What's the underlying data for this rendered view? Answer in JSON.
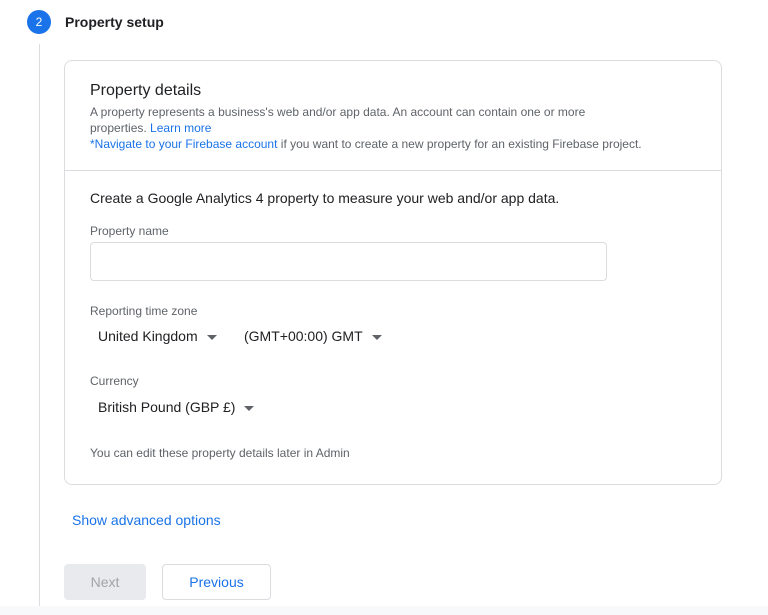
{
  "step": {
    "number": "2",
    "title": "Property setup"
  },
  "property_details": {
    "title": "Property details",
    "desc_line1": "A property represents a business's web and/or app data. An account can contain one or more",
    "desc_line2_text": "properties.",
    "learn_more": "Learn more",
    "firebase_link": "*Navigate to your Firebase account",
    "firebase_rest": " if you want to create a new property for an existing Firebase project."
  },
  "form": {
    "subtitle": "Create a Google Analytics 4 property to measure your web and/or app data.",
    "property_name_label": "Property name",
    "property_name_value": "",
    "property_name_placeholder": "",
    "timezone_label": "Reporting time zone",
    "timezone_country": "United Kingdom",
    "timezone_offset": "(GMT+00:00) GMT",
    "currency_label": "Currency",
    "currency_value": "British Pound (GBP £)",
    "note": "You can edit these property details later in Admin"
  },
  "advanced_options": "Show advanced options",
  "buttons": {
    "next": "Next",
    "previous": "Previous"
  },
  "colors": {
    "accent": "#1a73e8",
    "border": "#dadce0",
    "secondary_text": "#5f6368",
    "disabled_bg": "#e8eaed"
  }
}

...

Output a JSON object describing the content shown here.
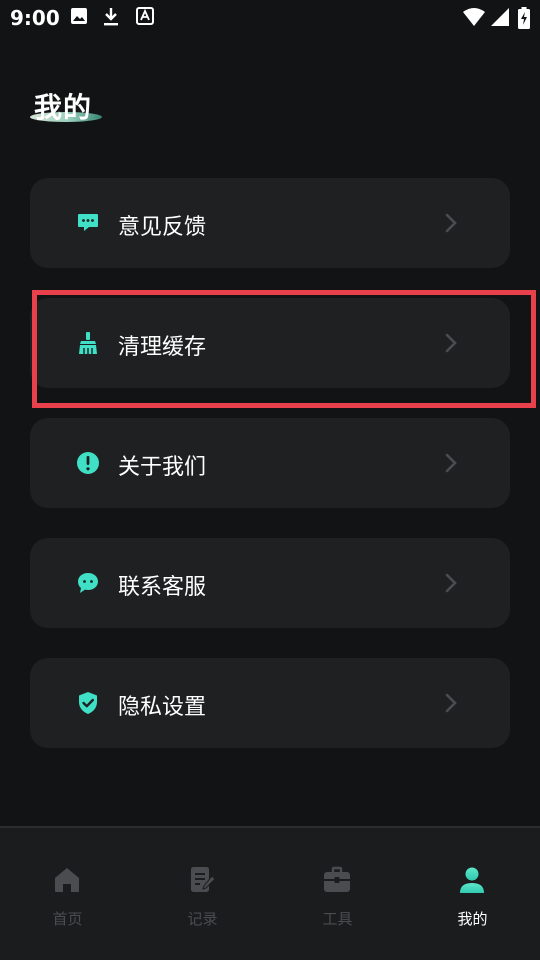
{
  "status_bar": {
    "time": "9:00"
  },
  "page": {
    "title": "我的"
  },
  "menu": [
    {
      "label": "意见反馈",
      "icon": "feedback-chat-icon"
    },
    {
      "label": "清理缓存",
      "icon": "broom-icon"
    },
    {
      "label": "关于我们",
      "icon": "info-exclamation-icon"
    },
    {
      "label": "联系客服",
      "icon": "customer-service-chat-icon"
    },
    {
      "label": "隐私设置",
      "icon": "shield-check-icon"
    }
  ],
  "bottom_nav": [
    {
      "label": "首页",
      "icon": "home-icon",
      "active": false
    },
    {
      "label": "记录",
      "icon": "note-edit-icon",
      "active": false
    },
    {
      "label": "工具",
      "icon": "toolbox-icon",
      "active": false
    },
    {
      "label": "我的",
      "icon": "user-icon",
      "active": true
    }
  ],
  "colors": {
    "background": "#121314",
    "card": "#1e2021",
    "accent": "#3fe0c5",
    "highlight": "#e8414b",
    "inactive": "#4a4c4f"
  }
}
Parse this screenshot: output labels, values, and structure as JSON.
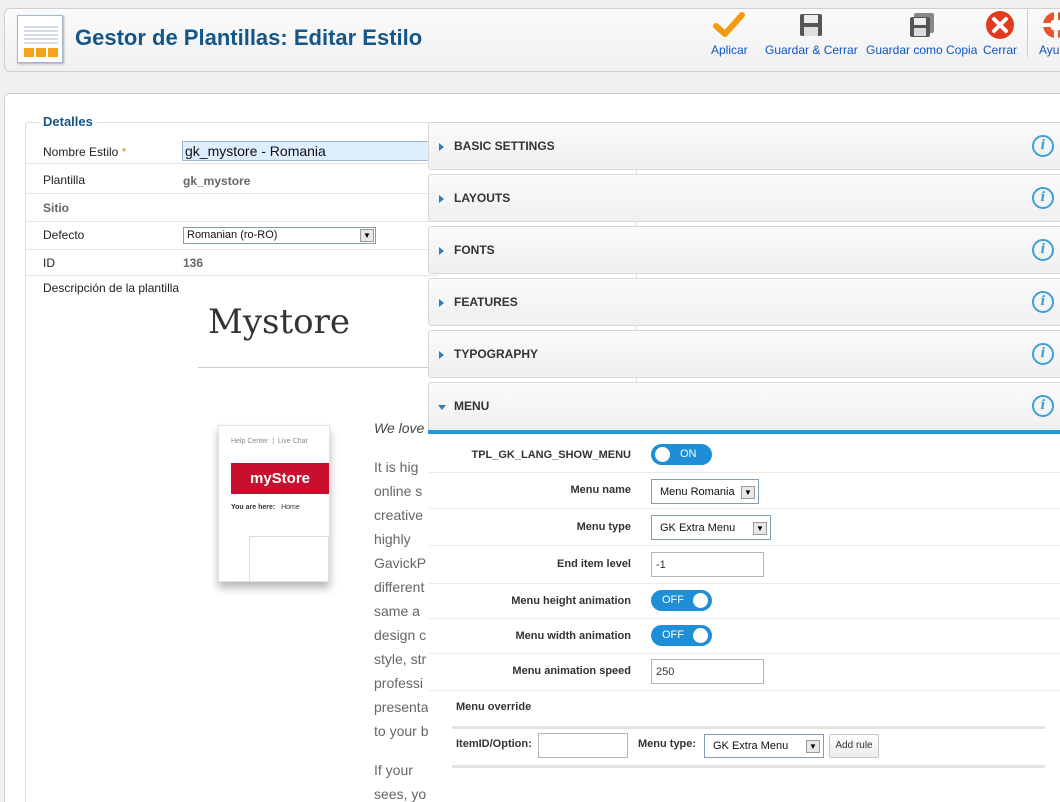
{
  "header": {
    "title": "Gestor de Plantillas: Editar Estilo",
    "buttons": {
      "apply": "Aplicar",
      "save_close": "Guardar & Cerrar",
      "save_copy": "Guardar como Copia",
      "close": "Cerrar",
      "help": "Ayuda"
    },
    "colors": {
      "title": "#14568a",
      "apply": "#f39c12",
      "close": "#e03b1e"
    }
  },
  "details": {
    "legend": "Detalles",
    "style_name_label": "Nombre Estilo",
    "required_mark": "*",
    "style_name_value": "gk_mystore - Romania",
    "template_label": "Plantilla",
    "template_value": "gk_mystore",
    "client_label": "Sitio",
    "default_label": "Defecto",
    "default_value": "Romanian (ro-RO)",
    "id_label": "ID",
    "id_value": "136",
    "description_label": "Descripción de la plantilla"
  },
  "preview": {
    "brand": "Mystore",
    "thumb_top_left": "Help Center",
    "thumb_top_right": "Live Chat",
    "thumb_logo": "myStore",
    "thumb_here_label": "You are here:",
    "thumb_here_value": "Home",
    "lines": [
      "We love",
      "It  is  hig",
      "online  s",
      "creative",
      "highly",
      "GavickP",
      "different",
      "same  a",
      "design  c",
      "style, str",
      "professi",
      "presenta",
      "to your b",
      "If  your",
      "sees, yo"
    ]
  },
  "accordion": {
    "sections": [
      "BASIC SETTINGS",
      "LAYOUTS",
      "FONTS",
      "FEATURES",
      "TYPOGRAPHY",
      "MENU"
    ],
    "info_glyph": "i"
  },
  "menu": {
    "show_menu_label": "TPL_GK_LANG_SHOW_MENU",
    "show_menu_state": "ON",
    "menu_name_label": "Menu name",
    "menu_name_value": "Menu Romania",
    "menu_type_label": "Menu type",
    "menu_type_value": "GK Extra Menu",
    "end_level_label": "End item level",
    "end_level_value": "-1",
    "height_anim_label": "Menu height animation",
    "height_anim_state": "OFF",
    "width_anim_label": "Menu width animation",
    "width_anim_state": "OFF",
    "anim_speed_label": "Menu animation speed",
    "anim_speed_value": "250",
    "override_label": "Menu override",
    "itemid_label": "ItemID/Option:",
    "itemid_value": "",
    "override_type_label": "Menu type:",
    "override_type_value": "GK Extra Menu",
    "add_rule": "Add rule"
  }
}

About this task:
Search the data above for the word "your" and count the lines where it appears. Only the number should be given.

Response to the exercise:
4